» PROBLEM DESCRIPTION
Would you please retype the records that follow, word for word?

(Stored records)
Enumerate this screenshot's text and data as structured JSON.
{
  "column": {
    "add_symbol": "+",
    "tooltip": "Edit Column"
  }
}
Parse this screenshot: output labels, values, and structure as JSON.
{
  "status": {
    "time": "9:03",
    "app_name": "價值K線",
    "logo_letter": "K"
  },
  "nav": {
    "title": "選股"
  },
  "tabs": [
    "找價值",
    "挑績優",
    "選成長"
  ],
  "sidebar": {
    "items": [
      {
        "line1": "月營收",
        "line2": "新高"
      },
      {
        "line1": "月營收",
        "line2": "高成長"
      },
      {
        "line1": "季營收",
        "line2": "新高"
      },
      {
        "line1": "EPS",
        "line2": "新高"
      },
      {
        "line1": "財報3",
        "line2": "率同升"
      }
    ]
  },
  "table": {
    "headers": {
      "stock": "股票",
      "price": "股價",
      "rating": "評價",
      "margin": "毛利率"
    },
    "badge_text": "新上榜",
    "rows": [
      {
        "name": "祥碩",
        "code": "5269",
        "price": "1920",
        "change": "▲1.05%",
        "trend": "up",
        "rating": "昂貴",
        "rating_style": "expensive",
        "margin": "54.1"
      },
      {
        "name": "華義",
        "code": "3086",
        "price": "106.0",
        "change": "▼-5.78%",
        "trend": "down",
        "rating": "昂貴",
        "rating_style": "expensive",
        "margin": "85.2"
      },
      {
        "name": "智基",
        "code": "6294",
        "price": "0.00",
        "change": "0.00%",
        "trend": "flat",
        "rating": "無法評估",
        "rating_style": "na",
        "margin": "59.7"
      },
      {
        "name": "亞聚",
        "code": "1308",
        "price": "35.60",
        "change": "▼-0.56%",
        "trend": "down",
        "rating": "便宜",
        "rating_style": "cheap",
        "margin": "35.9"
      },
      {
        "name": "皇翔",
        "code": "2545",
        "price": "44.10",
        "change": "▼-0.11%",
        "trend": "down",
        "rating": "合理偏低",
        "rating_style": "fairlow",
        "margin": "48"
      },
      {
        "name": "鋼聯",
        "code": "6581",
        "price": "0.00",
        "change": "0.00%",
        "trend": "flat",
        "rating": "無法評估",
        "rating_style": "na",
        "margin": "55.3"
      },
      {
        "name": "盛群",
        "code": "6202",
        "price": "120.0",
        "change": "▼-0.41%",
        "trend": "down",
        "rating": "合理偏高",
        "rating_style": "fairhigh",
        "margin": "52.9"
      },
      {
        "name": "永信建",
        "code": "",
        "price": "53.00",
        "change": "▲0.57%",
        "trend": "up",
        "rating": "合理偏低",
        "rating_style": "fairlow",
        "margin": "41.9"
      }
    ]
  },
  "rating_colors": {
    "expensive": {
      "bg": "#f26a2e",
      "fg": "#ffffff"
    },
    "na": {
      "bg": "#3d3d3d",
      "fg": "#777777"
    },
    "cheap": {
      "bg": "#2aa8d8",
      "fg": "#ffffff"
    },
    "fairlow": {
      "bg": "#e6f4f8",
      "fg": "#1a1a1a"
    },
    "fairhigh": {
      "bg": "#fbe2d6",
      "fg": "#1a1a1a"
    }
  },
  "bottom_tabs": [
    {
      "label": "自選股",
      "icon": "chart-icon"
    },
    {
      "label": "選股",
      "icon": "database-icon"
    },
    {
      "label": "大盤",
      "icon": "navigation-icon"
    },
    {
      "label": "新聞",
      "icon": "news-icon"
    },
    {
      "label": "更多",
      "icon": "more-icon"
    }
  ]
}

» REPLY
Enumerate this screenshot's text and data as structured JSON.
{
  "column": {
    "add_symbol": "+",
    "tooltip": "Edit Column"
  }
}
Parse this screenshot: output labels, values, and structure as JSON.
{
  "status": {
    "time": "9:03",
    "app_name": "價值K線",
    "logo_letter": "K"
  },
  "nav": {
    "title": "選股"
  },
  "tabs": [
    "找價值",
    "挑績優",
    "選成長"
  ],
  "sidebar": {
    "items": [
      {
        "line1": "月營收",
        "line2": "新高"
      },
      {
        "line1": "月營收",
        "line2": "高成長"
      },
      {
        "line1": "季營收",
        "line2": "新高"
      },
      {
        "line1": "EPS",
        "line2": "新高"
      },
      {
        "line1": "財報3",
        "line2": "率同升"
      }
    ]
  },
  "table": {
    "headers": {
      "stock": "股票",
      "price": "股價",
      "rating": "評價",
      "margin": "毛利率"
    },
    "badge_text": "新上榜",
    "rows": [
      {
        "name": "祥碩",
        "code": "5269",
        "price": "1920",
        "change": "▲1.05%",
        "trend": "up",
        "rating": "昂貴",
        "rating_style": "expensive",
        "margin": "54.1"
      },
      {
        "name": "華義",
        "code": "3086",
        "price": "106.0",
        "change": "▼-5.78%",
        "trend": "down",
        "rating": "昂貴",
        "rating_style": "expensive",
        "margin": "85.2"
      },
      {
        "name": "智基",
        "code": "6294",
        "price": "0.00",
        "change": "0.00%",
        "trend": "flat",
        "rating": "無法評估",
        "rating_style": "na",
        "margin": "59.7"
      },
      {
        "name": "亞聚",
        "code": "1308",
        "price": "35.60",
        "change": "▼-0.56%",
        "trend": "down",
        "rating": "便宜",
        "rating_style": "cheap",
        "margin": "35.9"
      },
      {
        "name": "皇翔",
        "code": "2545",
        "price": "44.10",
        "change": "▼-0.11%",
        "trend": "down",
        "rating": "合理偏低",
        "rating_style": "fairlow",
        "margin": "48"
      },
      {
        "name": "鋼聯",
        "code": "6581",
        "price": "0.00",
        "change": "0.00%",
        "trend": "flat",
        "rating": "無法評估",
        "rating_style": "na",
        "margin": "55.3"
      },
      {
        "name": "盛群",
        "code": "6202",
        "price": "120.0",
        "change": "▼-0.41%",
        "trend": "down",
        "rating": "合理偏高",
        "rating_style": "fairhigh",
        "margin": "52.9"
      },
      {
        "name": "永信建",
        "code": "",
        "price": "53.00",
        "change": "▲0.57%",
        "trend": "up",
        "rating": "合理偏低",
        "rating_style": "fairlow",
        "margin": "41.9"
      }
    ]
  },
  "rating_colors": {
    "expensive": {
      "bg": "#f26a2e",
      "fg": "#ffffff"
    },
    "na": {
      "bg": "#3d3d3d",
      "fg": "#777777"
    },
    "cheap": {
      "bg": "#2aa8d8",
      "fg": "#ffffff"
    },
    "fairlow": {
      "bg": "#e6f4f8",
      "fg": "#1a1a1a"
    },
    "fairhigh": {
      "bg": "#fbe2d6",
      "fg": "#1a1a1a"
    }
  },
  "bottom_tabs": [
    {
      "label": "自選股",
      "icon": "chart-icon"
    },
    {
      "label": "選股",
      "icon": "database-icon"
    },
    {
      "label": "大盤",
      "icon": "navigation-icon"
    },
    {
      "label": "新聞",
      "icon": "news-icon"
    },
    {
      "label": "更多",
      "icon": "more-icon"
    }
  ]
}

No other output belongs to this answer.